The dichotomy of finding oneself in the midst of great opposition often leaves us frustrated yet we, hopefully, would not trade those times for anything. Longing to be all we can be; all God would have us be we become disillusioned, discouraged. Facing threats, real or imagined IS a part of finding yourself. Giving out to those you come in contact with in the daily routine IS a part of finding yourself. 

Suffering in the midst of giving out will always be an opportunity to find the source of your strength, your sin, your ministry. My dear friend, trust what God places in front of you today to accomplish, use whatever ability you have for His glory. You will experience suffering...I so wish I could tell you differently. The beauty of it all is, in the end, you will find yourself, and stand amazed at what God can do!

Thursday, January 6, 2011

Shame - Embracing Humanity

"For I am the least of the apostles, unworthy to be called an apostle..." (1 Corinthians 15: 9) Reading these words this morning, I found myself admiring how Paul seemed able to live powerfully and honestly with the reality of his past sin. Paul's words seem so opposite of what his life came to represent to those of us walking with the Lord two centuries later. He did not live thinking that he would be remembered for eternity and his letters placed in the Word of God as we know it. Paul just lived...taught...encouraged...challenged...and loved. 
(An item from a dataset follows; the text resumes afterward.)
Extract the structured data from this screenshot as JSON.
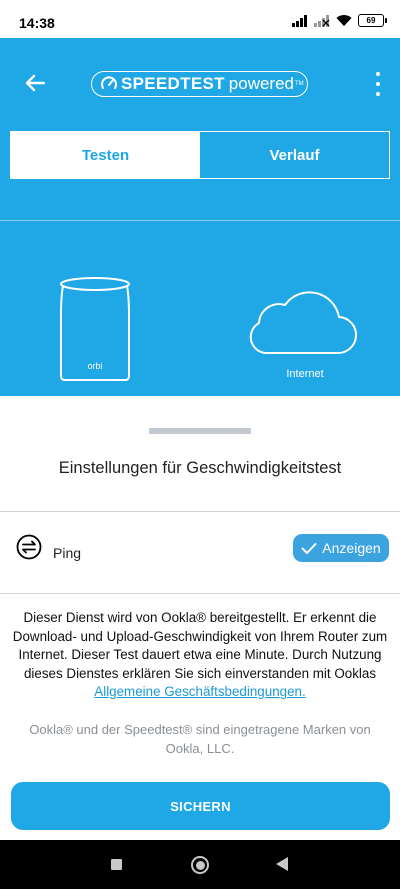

Somehow, he was able to embrace his humanity. Many that I have the privilege of counseling struggling with admitting their contribution to the issues that bring them to my office. Gently, over time, they are challenged to embrace the truth of how they participate in the problem. For some, they are not able to see their part. Others, respond with remorse, repentance and move forward to healthier behaviors. 

Any shame Paul experienced was repeatedly brought back to the truth of what God's grace had provided for Him. The same is true in the healing process. Reminding my clients of God's grace and steadfast love will always be a part of the journey they are in. must be a part of our daily walk as well. There are times we need to remember the place God's love has rescued us from. Paul reminded himself of his moral littleness. Then... accompany it with the reminder of God's work of Grace. (Vs. 10) Paul goes on to say, "But by the Grace of God I am what I am..." This practice does not mean we are without responsibility. It just means we are aware. Aware of our participation with our humanity and aware of God's gift of grace. 

As a result, like Paul, we labour all the more to allow grace to have its way in the daily interactions and tasks that life brings. Embrace your humanity today with the help of God's grace. Great hope and freedom awaits you on the other side of this kind of honesty.